SPEAKERS' CLASS. [Newspaper Article] — Direct Action — 29 January 1916
SPEAKERS' CLASS. The Speakers' Class has been re-' started at the Sydney Local. There is a pressing need for au everin creasing supply of able propagandists — fellows who can expound and ex plain the philosophy ' and methods of the I.W.W. and make more converts, especially on the job. There are plenty who have a fair understand ing of Industrial Unionism, but fail to make its principles clear to their mates owing to lack of practice in speaking and putting their case lo gically and concisely. The speakers' class aims at starting fresh ones on the road to effective speaking. It is held every Saturday at 7.15 p.m., at 330 Castlereagh-street. Individualism is only logically and consistently possible if it starts with the postulate that all men must, to begin with, have free and equal ac cess to the common gifts of nature. —Grant Allen.
British Capital Exults OVER BIG WAR PROFITS—CAUS'S Or LABOR'S "DISLOYALTY" DISCUSSED. [Newspaper Article] — Direct Action — 29 January 1916
British Capital Exults OVER BIG WAI? PROFITS— GAUSsj' OF LABOR'S 'DISLOYALTY' DISCUSSED. Much has been said, remarks 'Solidarity' (U.S.A.), about tue 'di- loyalty of British labor, especially by the capitalist press. The cause of this 'disloyalty' will be found in the article reprinted below, from the 'New York World.' It shows, in directly, that British labor was ex pected to die on the battlefield and stand tremendous increases in the cost of livlflg, together with indus 4 l'io 1 iri-t /ill oi firtO f ir*»i -wH ila 'Ri'iiich capital was enabled to increase its trade and reserves in a way that puts an Arabian Night's dream to shame. Take notice of the exulta tion orer the latter fact expressed in the article, and don't you, Mr,. American Workingmen, be sucli a fool as to. rush into war so that yo-; may provide cause for exultation on the part of American capital. 'Wai- ts hell' — to the workers. It is pro fitable — a means of further enrich ment and aggrandizement — to the capitali...
Female And Child Labor in India. [Newspaper Article] — Direct Action — 29 January 1916
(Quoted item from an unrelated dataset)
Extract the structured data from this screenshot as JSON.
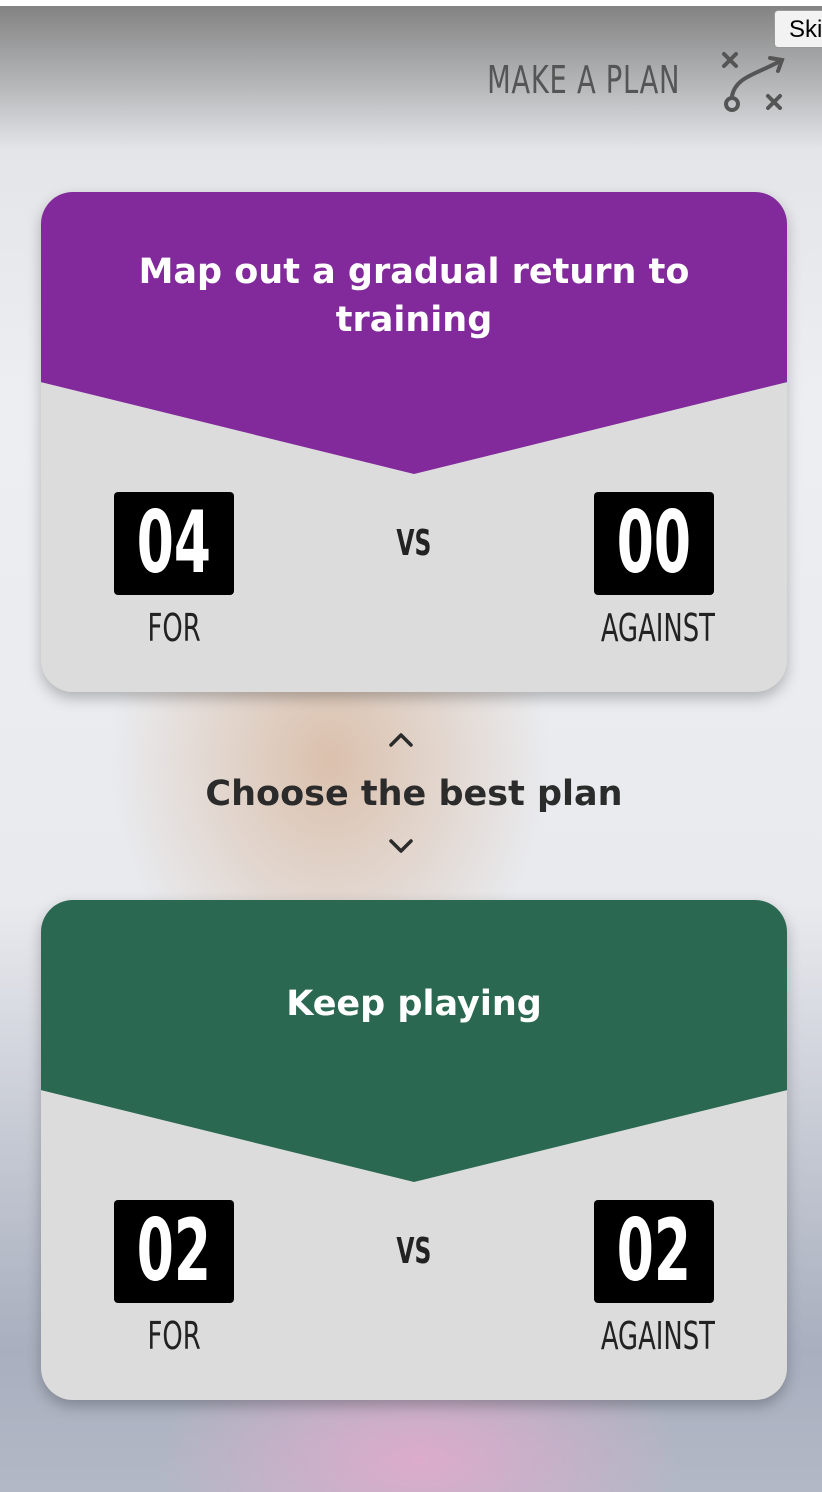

Female And Child Labor in India. 'Bent Axle'' writes I'roin Scarbor ough, South Coast: — The. following is from the annuaJ report, of Indian ? -Jining, lS'l-i, and which 1 thought would oe of interest to your readers: — MINING 1M INDIA. REPORT' OF CHIEF INSPECTOR. PERSONS EMPLOYED. From the annual report of Mr. G. F. Adams, Chief Inspector oi Mines in India: — In the year 1914 the average num ber o£ persons working in and aboiit tlie mines regulated by the Indian Mines Act, was 185,211, of whom 120,071 worked underground, and 65,140 on the surface. Of tnese 115,174 were adult males, 64,179 were adult females, and 5..85S were chil dren under 12 years oi' age. This is an increase of 3,951 workers, or 2.1t- per cent. The above is part of the oiid.il report for 1914, and is taken i'rom the 'Science and An. of Mining.' a mining periodical. The main reasons why I am forwarding the afocne are: It will Jet your readers t-oe quite plainly that woman and child labor in mines in. the British E...